You will find yourself engrossed in this riveting story of the golden age of motor racing. Argentine legend Juan Manuel Fangio was the main figures in the early years of Formula One, as he won five of the first ten championships. His record of five victories was only beaten almost half a century later, by Michael Schumacher. Fangio has the highest winning percentage in the history of the sport and is regarded as being arguably the greatest racing driver of all time. Yet, this documentary looks at more than just his triumphs on the track.

A Life of Speed is a misty-eyed look back at the days when the drivers were great friends and when the sport wasn’t so dominated by commercial interest. Originally broadcast in Spanish, A Life of Speed shows interviews with the likes of Fernando Alonso and Mika Hakkinen.

Hoop Dreams

Dating from 1994, this fascinating documentary shows us how basketball offers the hope of a brighter future to many players. It follows a pair of promising young players – William Gates and Arthur Agee – from inner-city Chicago who dream of becoming professionals in the NBA. It is about the hopes that these players have of reaching the top of their chosen sport. Hoop Dreams is also about the sacrifices that are needed to make a dream come true. The youngsters need to take a 90-minute commute to a new school to try and fulfill their potential.
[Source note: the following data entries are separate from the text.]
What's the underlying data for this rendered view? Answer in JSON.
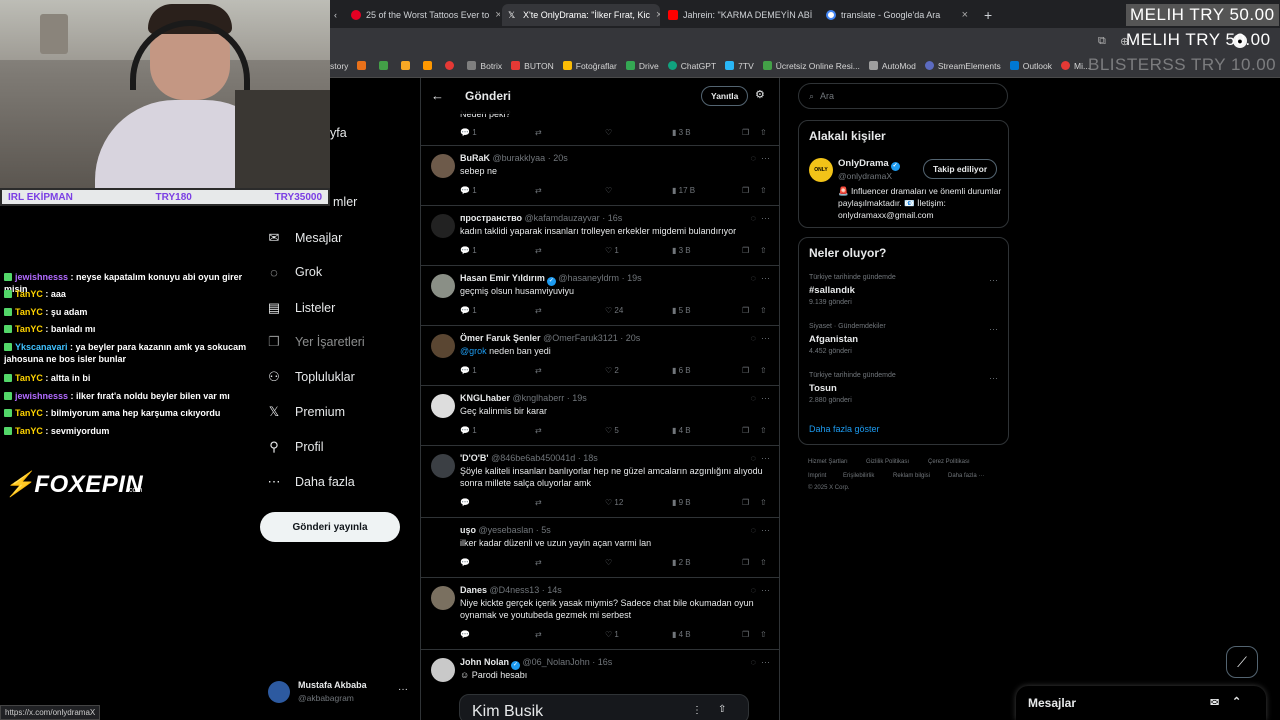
{
  "browser": {
    "tabs": [
      {
        "label": "25 of the Worst Tattoos Ever to",
        "color": "#e60023"
      },
      {
        "label": "X'te OnlyDrama: \"İlker Fırat, Kic",
        "color": "#ffffff"
      },
      {
        "label": "Jahrein: \"KARMA DEMEYİN ABİ",
        "color": "#ff0000"
      },
      {
        "label": "translate - Google'da Ara",
        "color": "#4285f4"
      }
    ],
    "new_tab": "+",
    "bookmarks": [
      {
        "label": "Botrix",
        "color": "#7f7f7f"
      },
      {
        "label": "BUTON",
        "color": "#e53935"
      },
      {
        "label": "Fotoğraflar",
        "color": "#fbbc05"
      },
      {
        "label": "Drive",
        "color": "#34a853"
      },
      {
        "label": "ChatGPT",
        "color": "#10a37f"
      },
      {
        "label": "7TV",
        "color": "#29b6f6"
      },
      {
        "label": "Ücretsiz Online Resi...",
        "color": "#43a047"
      },
      {
        "label": "AutoMod",
        "color": "#9e9e9e"
      },
      {
        "label": "StreamElements",
        "color": "#5c6bc0"
      },
      {
        "label": "Outlook",
        "color": "#0078d4"
      },
      {
        "label": "Mi...",
        "color": "#e53935"
      }
    ],
    "bookmark_history_label": "story",
    "status_url": "https://x.com/onlydramaX"
  },
  "overlay": {
    "donation_1": "MELIH  TRY 50.00",
    "donation_2": "MELIH  TRY 50.00",
    "donation_3": "BLISTERSS  TRY 10.00",
    "irl_label": "IRL EKİPMAN",
    "irl_goal_min": "TRY180",
    "irl_goal_max": "TRY35000",
    "logo": "FOXEPIN",
    "logo_sub": ".com"
  },
  "chat": [
    {
      "user": "jewishnesss",
      "msg": " : neyse kapatalım konuyu abi oyun girer misin",
      "style": "p"
    },
    {
      "user": "TanYC",
      "msg": " : aaa",
      "style": ""
    },
    {
      "user": "TanYC",
      "msg": " : şu adam",
      "style": ""
    },
    {
      "user": "TanYC",
      "msg": " : banladı mı",
      "style": ""
    },
    {
      "user": "Ykscanavari",
      "msg": " : ya beyler para kazanın amk ya sokucam jahosuna ne bos isler bunlar",
      "style": "c"
    },
    {
      "user": "TanYC",
      "msg": " : altta in bi",
      "style": ""
    },
    {
      "user": "jewishnesss",
      "msg": " : ilker fırat'a noldu beyler bilen var mı",
      "style": "p"
    },
    {
      "user": "TanYC",
      "msg": " : bilmiyorum ama hep karşuma cıkıyordu",
      "style": ""
    },
    {
      "user": "TanYC",
      "msg": " : sevmiyordum",
      "style": ""
    }
  ],
  "nav": {
    "home_partial": "yfa",
    "lists_partial": "mler",
    "messages": "Mesajlar",
    "grok": "Grok",
    "lists": "Listeler",
    "bookmarks": "Yer İşaretleri",
    "communities": "Topluluklar",
    "premium": "Premium",
    "profile": "Profil",
    "more": "Daha fazla",
    "post_button": "Gönderi yayınla",
    "account_name": "Mustafa Akbaba",
    "account_handle": "@akbabagram"
  },
  "feed": {
    "title": "Gönderi",
    "reply_button": "Yanıtla",
    "top_partial_text": "Neden peki?",
    "top_partial_views": "3 B",
    "top_partial_replies": "1",
    "tweets": [
      {
        "name": "BuRaK",
        "handle": "@burakklyaa",
        "time": "20s",
        "text": "sebep ne",
        "replies": "1",
        "retweets": "",
        "likes": "",
        "views": "17 B",
        "avatar": "#6d5a4a",
        "verified": false
      },
      {
        "name": "пространство",
        "handle": "@kafamdauzayvar",
        "time": "16s",
        "text": "kadın taklidi yaparak insanları trolleyen erkekler migdemi bulandırıyor",
        "replies": "1",
        "retweets": "",
        "likes": "1",
        "views": "3 B",
        "avatar": "#222222",
        "verified": false
      },
      {
        "name": "Hasan Emir Yıldırım",
        "handle": "@hasaneyldrm",
        "time": "19s",
        "text": "geçmiş olsun husamviyuviyu",
        "replies": "1",
        "retweets": "",
        "likes": "24",
        "views": "5 B",
        "avatar": "#8a8f86",
        "verified": true
      },
      {
        "name": "Ömer Faruk Şenler",
        "handle": "@OmerFaruk3121",
        "time": "20s",
        "text": "neden ban yedi",
        "mention": "@grok",
        "replies": "1",
        "retweets": "",
        "likes": "2",
        "views": "6 B",
        "avatar": "#5a4632",
        "verified": false
      },
      {
        "name": "KNGLhaber",
        "handle": "@knglhaberr",
        "time": "19s",
        "text": "Geç kalinmis bir karar",
        "replies": "1",
        "retweets": "",
        "likes": "5",
        "views": "4 B",
        "avatar": "#dddddd",
        "verified": false
      },
      {
        "name": "'D'O'B'",
        "handle": "@846be6ab450041d",
        "time": "18s",
        "text": "Şöyle kaliteli insanları banlıyorlar hep ne güzel amcaların azgınlığını alıyodu sonra millete salça oluyorlar amk",
        "replies": "",
        "retweets": "",
        "likes": "12",
        "views": "9 B",
        "avatar": "#3b3f44",
        "verified": false
      },
      {
        "name": "uşo",
        "handle": "@yesebaslan",
        "time": "5s",
        "text": "ilker kadar düzenli ve uzun yayin açan varmi lan",
        "replies": "",
        "retweets": "",
        "likes": "",
        "views": "2 B",
        "avatar": "#000000",
        "verified": false
      },
      {
        "name": "Danes",
        "handle": "@D4ness13",
        "time": "14s",
        "text": "Niye kickte gerçek içerik yasak miymis? Sadece chat bile okumadan oyun oynamak ve youtubeda gezmek mi serbest",
        "replies": "",
        "retweets": "",
        "likes": "1",
        "views": "4 B",
        "avatar": "#7a7060",
        "verified": false
      },
      {
        "name": "John Nolan",
        "handle": "@06_NolanJohn",
        "time": "16s",
        "text": "Parodi hesabı",
        "replies": "",
        "retweets": "",
        "likes": "",
        "views": "",
        "avatar": "#c9c9c9",
        "verified": true
      }
    ],
    "embedded_card_title": "Kim Busik"
  },
  "sidebar": {
    "search_placeholder": "Ara",
    "related_title": "Alakalı kişiler",
    "related_name": "OnlyDrama",
    "related_handle": "@onlydramaX",
    "related_bio": "🚨 Influencer dramaları ve önemli durumlar paylaşılmaktadır. 📧 İletişim: onlydramaxx@gmail.com",
    "follow_button": "Takip ediliyor",
    "trends_title": "Neler oluyor?",
    "trends": [
      {
        "category": "Türkiye tarihinde gündemde",
        "name": "#sallandık",
        "count": "9.139 gönderi"
      },
      {
        "category": "Siyaset · Gündemdekiler",
        "name": "Afganistan",
        "count": "4.452 gönderi"
      },
      {
        "category": "Türkiye tarihinde gündemde",
        "name": "Tosun",
        "count": "2.880 gönderi"
      }
    ],
    "show_more": "Daha fazla göster",
    "footer": [
      "Hizmet Şartları",
      "Gizlilik Politikası",
      "Çerez Politikası",
      "Imprint",
      "Erişilebilirlik",
      "Reklam bilgisi",
      "Daha fazla ···",
      "© 2025 X Corp."
    ]
  },
  "dm_bar": {
    "label": "Mesajlar"
  }
}
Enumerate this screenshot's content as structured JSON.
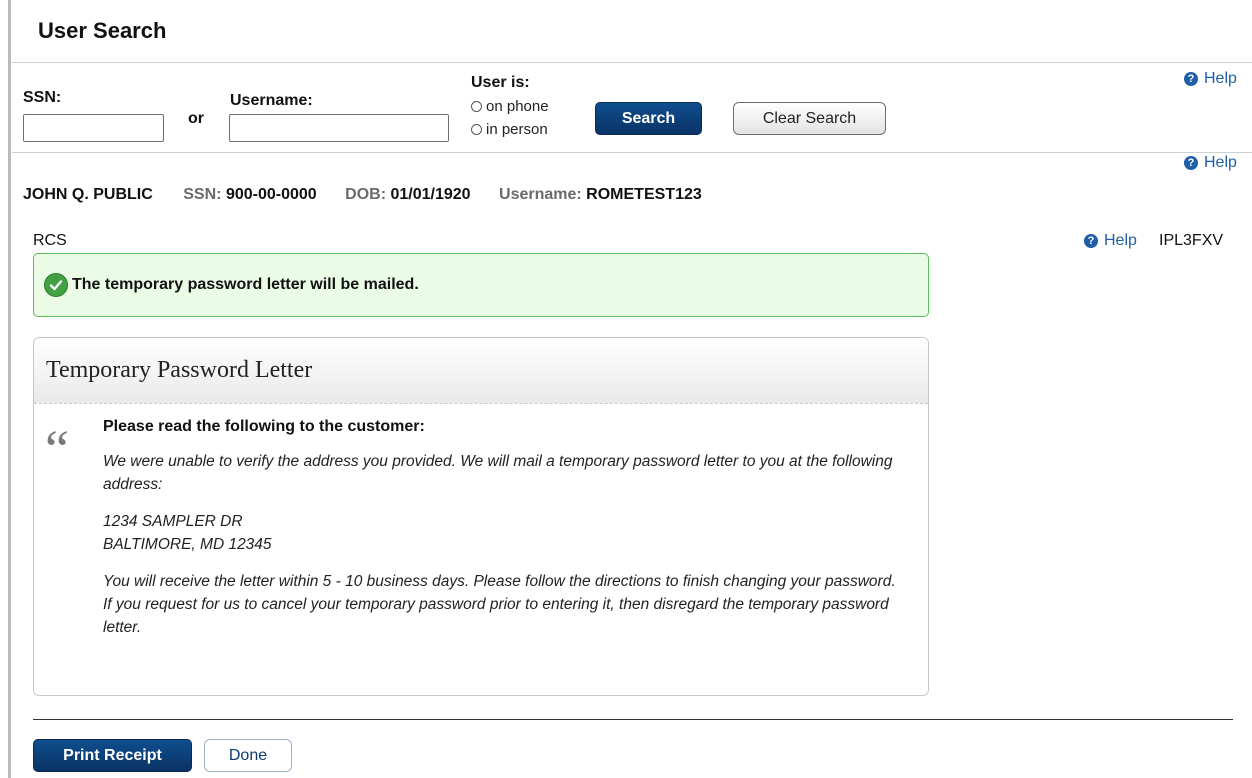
{
  "header": {
    "title": "User Search"
  },
  "search": {
    "ssn_label": "SSN:",
    "or_text": "or",
    "username_label": "Username:",
    "ssn_value": "",
    "username_value": "",
    "user_is_label": "User is:",
    "options": [
      "on phone",
      "in person"
    ],
    "search_button": "Search",
    "clear_button": "Clear Search",
    "help": "Help"
  },
  "user": {
    "name": "JOHN Q. PUBLIC",
    "ssn_label": "SSN:",
    "ssn": "900-00-0000",
    "dob_label": "DOB:",
    "dob": "01/01/1920",
    "username_label": "Username:",
    "username": "ROMETEST123",
    "help": "Help"
  },
  "context": {
    "label": "RCS",
    "help": "Help",
    "code": "IPL3FXV"
  },
  "alert": {
    "message": "The temporary password letter will be mailed."
  },
  "panel": {
    "title": "Temporary Password Letter",
    "instruction": "Please read the following to the customer:",
    "paragraph1": "We were unable to verify the address you provided. We will mail a temporary password letter to you at the following address:",
    "address_line1": "1234 SAMPLER DR",
    "address_line2": "BALTIMORE, MD 12345",
    "paragraph2": "You will receive the letter within 5 - 10 business days. Please follow the directions to finish changing your password. If you request for us to cancel your temporary password prior to entering it, then disregard the temporary password letter."
  },
  "footer": {
    "print_button": "Print Receipt",
    "done_button": "Done"
  },
  "colors": {
    "primary": "#0a3366",
    "help": "#1f5fa8",
    "success_border": "#5cbd5c",
    "success_bg": "#eafbe6"
  }
}
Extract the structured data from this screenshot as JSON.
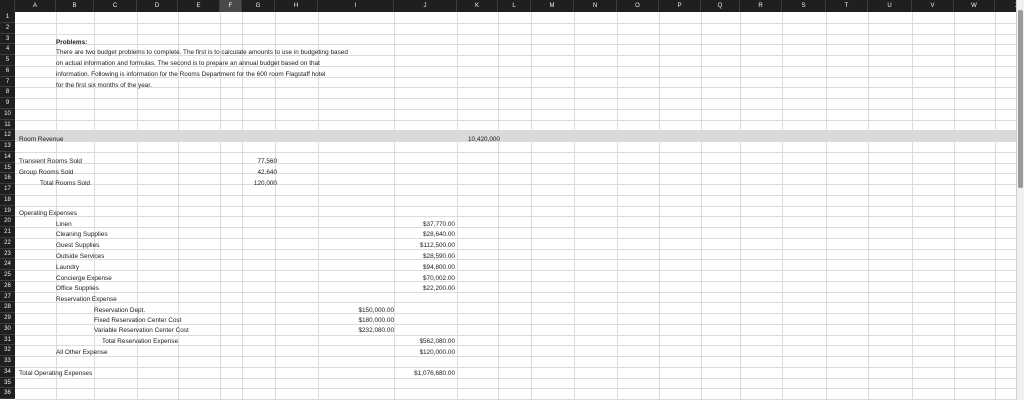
{
  "columns": [
    "A",
    "B",
    "C",
    "D",
    "E",
    "F",
    "G",
    "H",
    "I",
    "J",
    "K",
    "L",
    "M",
    "N",
    "O",
    "P",
    "Q",
    "R",
    "S",
    "T",
    "U",
    "V",
    "W",
    "X"
  ],
  "selected_column": "F",
  "rows": [
    "1",
    "2",
    "3",
    "4",
    "5",
    "6",
    "7",
    "8",
    "9",
    "10",
    "11",
    "12",
    "13",
    "14",
    "15",
    "16",
    "17",
    "18",
    "19",
    "20",
    "21",
    "22",
    "23",
    "24",
    "25",
    "26",
    "27",
    "28",
    "29",
    "30",
    "31",
    "32",
    "33",
    "34",
    "35",
    "36"
  ],
  "problem": {
    "heading": "Problems:",
    "line1": "There are two budget problems to complete. The first is to calculate amounts to use in budgeting based",
    "line2": "on actual information and formulas. The second is to prepare an annual budget based on that",
    "line3": "information. Following is information for the Rooms Department for the 600 room Flagstaff hotel",
    "line4": "for the first six months of the year."
  },
  "room_revenue": {
    "label": "Room Revenue",
    "value": "10,420,000"
  },
  "rooms": {
    "transient_label": "Transient Rooms Sold",
    "transient_value": "77,560",
    "group_label": "Group Rooms Sold",
    "group_value": "42,640",
    "total_label": "Total Rooms Sold",
    "total_value": "120,000"
  },
  "expenses": {
    "heading": "Operating Expenses",
    "linen_label": "Linen",
    "linen_value": "$37,770.00",
    "cleaning_label": "Cleaning Supplies",
    "cleaning_value": "$28,640.00",
    "guest_label": "Guest Supplies",
    "guest_value": "$112,500.00",
    "outside_label": "Outside Services",
    "outside_value": "$28,590.00",
    "laundry_label": "Laundry",
    "laundry_value": "$94,800.00",
    "concierge_label": "Concierge Expense",
    "concierge_value": "$70,002.00",
    "office_label": "Office Supplies",
    "office_value": "$22,200.00",
    "reservation_label": "Reservation Expense",
    "res_dept_label": "Reservation Dept.",
    "res_dept_value": "$150,000.00",
    "fixed_res_label": "Fixed Reservation Center Cost",
    "fixed_res_value": "$180,000.00",
    "var_res_label": "Variable Reservation Center Cost",
    "var_res_value": "$232,080.00",
    "total_res_label": "Total Reservation Expense",
    "total_res_value": "$562,080.00",
    "other_label": "All Other Expense",
    "other_value": "$120,000.00",
    "total_label": "Total Operating Expenses",
    "total_value": "$1,076,680.00"
  }
}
Hoop Dreams was only meant to be a 30-minute short film, but filming was carried out over 8 years and it ended up as a 3-hour documentary that has enjoyed huge success around the planet. It is a story that can capture anyone’s interest, regardless of whether they understand NBA odds and statistics.

The Life and Times of Hank Greenberg

He may not be a household name now, but this 1998 documentary gives us an intriguing glimpse at the huge impact of Hank Greenberg in baseball and in sport in general. Hammerin’ Hank played in the MLB in the 1930s and 40s, mainly for the Detroit Tigers and also briefly for the Pittsburgh Pirates.

His spectacular statistics show us that Greenberg was one of the greatest baseball players of all time. He recorded a batting average of .300 in the 8 seasons he played as a pro and still holds the record for most runs batted in during a single season by a right-handed player. However, this documentary largely looks at the uphill struggle he faced to be accepted, due to the fact that he was Jewish. We can see how he was forced to ensure abuse on and off the field before going on to cement his reputation as one of baseball’s true legends.

Modern Art Monday Presents: Hank Willis Thomas, Liberty

Liberty
Liberty (2015): Fiberglass with Chameleon Auto Paint Finish (Photo By Gail)

In Liberty, Hank Willis Thomas renders a two-dimensional image as a three dimensional sculpture — modeled after an original photograph that appeared in Life Magazine in 1986, which featured a Harlem Globetrotter in front of the Statue of Liberty, spinning a basketball on his finger. Interested in popular culture, photographic history and sports as a metaphor for individual and collective struggle, Thomas created a life-size sculpture of the moment by casting the arm of retired NBA All-Star, Juwan Howard.

Liberty is part of Thomas’s Punctum series, which draws inspiration from the French philosopher Roland Barthes’s idea of the punctum: that “element which rises from the [photographic] scene, shoots out of it like an arrow, and pierces,” Using this concept as his foundation, Thomas selects a specific area of an image and re-presents it as Sculpture. Through cropping and isolation, he encourages us to contemplate framing itself: what is left in or out of a photographs, narrative, or an account of a historical event, and why?

Photographed in the Brooklyn Museum.

 

Pink Thing of The Day: Pink Globes at O2 Arena

Cutty Sark Pink Globes
Photo By Melinda Warby

There is really nothing like other people’s FaceBook pages for providing awesome things to put on this blog. The above photo was taken by my friend Melinda inside a bar at the O2 Arena in London, UK after she attended a basketball event during the recent 2012 summer Olympics. Melinda confirms that this eye-popping sculpture of hanging globes in varying pink hues is purely decorative and not an actual light fixture. It sure does remind me of this thing here. Want.